For example, your ‘From’ name and your ‘subject lines’ determine whether or not someone is going to open your email. There’s a lot to be considered with both of these.
The Effective ‘From’ name
The ‘From’ name tells the reader who the email is from and over time triggers the recipient to open it. It generates familiarity with your brand and thus becomes the face of your brand.
- Make sure the ‘from’ name is easy to recognize
- Make sure you consistently use the same ‘from’ name so that people start to build familiarity with you brand

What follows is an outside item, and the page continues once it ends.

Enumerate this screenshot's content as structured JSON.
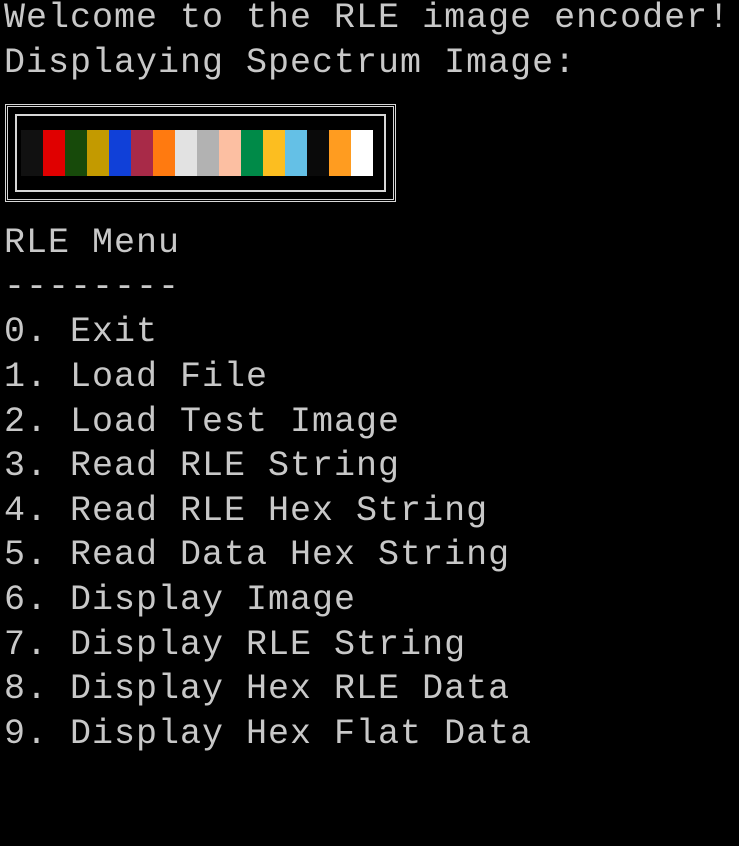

And, according to SilverPop, “Facebook’s “next generation messaging” system, Gmail’s Priority Inbox, AOL’s Project Phoenix and other similar inbox enhancements have added prioritization features that enable users to sort and view email according to whether the sender is a contact or connection” – so it’s important to establish the brand recognition and trust as soon as possible and to be consistent with it.
The Effective Subject line
Subject lines are a major driver in click through and conversion rates. The only advice most email programs give you is to keep your subject line under 50 characters. While that’s good advice to keep key information in the first 40-50 characters, it’s not all you need to do.
- Create sense of urgency with dates, deadlines, or limited availability
- Don’t trick or mislead people to open, that will just cause unsubscribe rates to increase and lower open rates thereafter
- Avoid using all caps or exclamation points as they may be considered as SPAM and go directly to their SPAM folder
- Don’t forget that your email could be shared on social networks, so make sure your brand or sub-brand is in the subject line
- Provide value in telling them what exactly they will be getting out of your email once they open it
On top of all that you should definitely look at your conversion rates (revenue, downloads, registrations, etc.) over time and see which subject lines did the best. Then tailor your new messages accordingly. You can also try A/B split testing your subject lines (sending half of your email base one subject line, and the other half another subject line, all with the same content and sent at the same date and time).
What do you do to make your company stand out in email marketing?